Anyone who has ever had to sign a finance agreement with a bank to purchase goods will know how that shiver of new-buyer’s excitement rapidly transforms to a shiver of dread when confronted with the hefty volume of terms and conditions that you are expected to sign before the money can be released. If you’re a university graduate and fluent in the language in which the credit agreement is written, you would no doubt find that reading the myriad of terms is a chore to say the least. If reading cannot be listed as one of your favourite hobbies, this chore becomes somewhat more tedious. Reading a contract written in a language not your own? There’s a challenge. Now let’s up the ante a bit: what if a man walks into a used-car dealership and wants to buy a car on finance. He’s gainfully employed. He has the requisite cash deposit available. His credit record is good. His income comfortably exceeds his expenses. Every bank’s dream customer. Let’s face it, with the current economic climate, this pool of dream customers is rapidly dwindling. He selects his new-used car, his credit application is approved, and the obligatory tome of terms is placed into his hands. Just one teensy little problem: he’s a functionally illiterate Zulu speaker who doesn’t understand a word of English.
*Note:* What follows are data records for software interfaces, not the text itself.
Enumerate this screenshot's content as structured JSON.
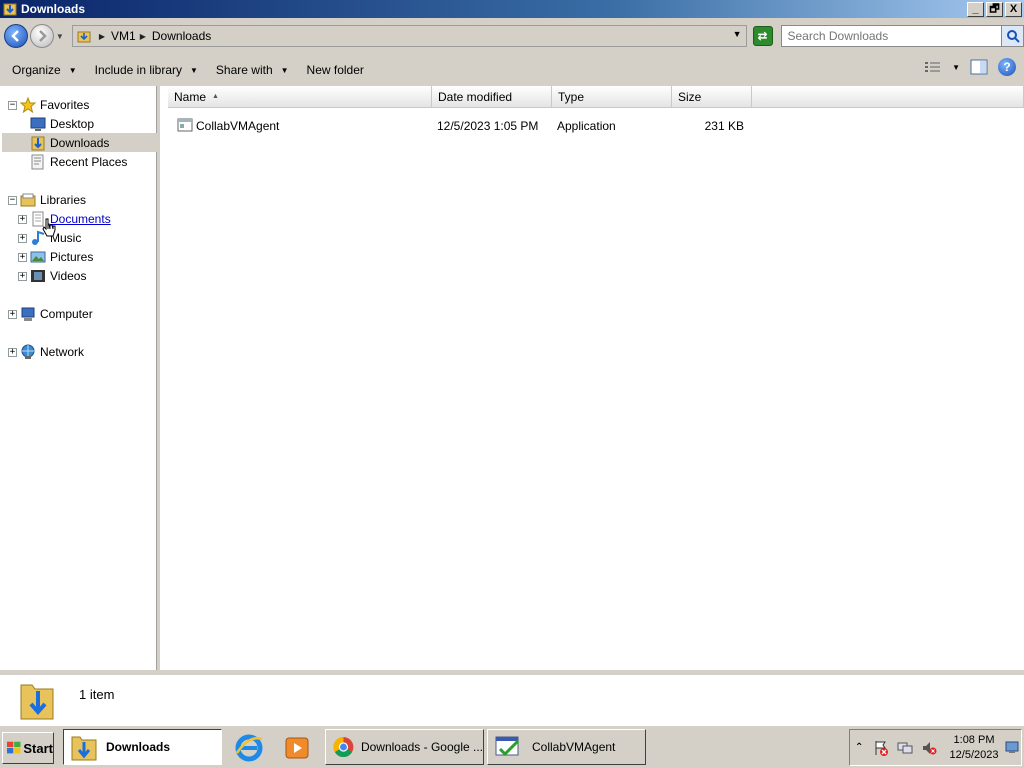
{
  "window": {
    "title": "Downloads",
    "controls": {
      "minimize": "_",
      "restore": "🗗",
      "close": "X"
    }
  },
  "address": {
    "crumbs": [
      "VM1",
      "Downloads"
    ],
    "search_placeholder": "Search Downloads"
  },
  "toolbar": {
    "organize": "Organize",
    "include_in_library": "Include in library",
    "share_with": "Share with",
    "new_folder": "New folder"
  },
  "nav": {
    "favorites": "Favorites",
    "desktop": "Desktop",
    "downloads": "Downloads",
    "recent_places": "Recent Places",
    "libraries": "Libraries",
    "documents": "Documents",
    "music": "Music",
    "pictures": "Pictures",
    "videos": "Videos",
    "computer": "Computer",
    "network": "Network"
  },
  "columns": {
    "name": "Name",
    "date_modified": "Date modified",
    "type": "Type",
    "size": "Size"
  },
  "files": [
    {
      "name": "CollabVMAgent",
      "date": "12/5/2023 1:05 PM",
      "type": "Application",
      "size": "231 KB"
    }
  ],
  "details": {
    "count": "1 item"
  },
  "taskbar": {
    "start": "Start",
    "explorer": "Downloads",
    "chrome": "Downloads - Google ...",
    "agent": "CollabVMAgent"
  },
  "clock": {
    "time": "1:08 PM",
    "date": "12/5/2023"
  },
  "colors": {
    "title_start": "#0a246a",
    "title_end": "#a6caf0",
    "face": "#d4d0c8",
    "link": "#0000cc"
  }
}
Previously, in Employment & the Recognised Retirement Age – Part I
(Missed part I? Never fear – Click here!)
Being a diligent, law-abiding company, the employer has dotted all the i’s and crossed all the t’s. Or, more specifically, has recorded the noble age of 60 as being the official retirement age, in both the employee’s Employment Contract, and, for good measure, in the company’s Policies and Procedures. The whole department is all-a-twitter as the finishing touches are finalised for the “surprise” 60th birthday-slash-retirement party. Already the date has had to be changed – twice. The original date clashed with the birthday boy’s annual trip to the coast, and moving the date of the party proved easier than asking the organisers to reschedule the Comrades Marathon. The second date that was mooted fell slap-bang in the middle of his wife’s birthday present to him: a trip to Tanzania so that he could fulfill his life-long dream to climb Kilimanjaro.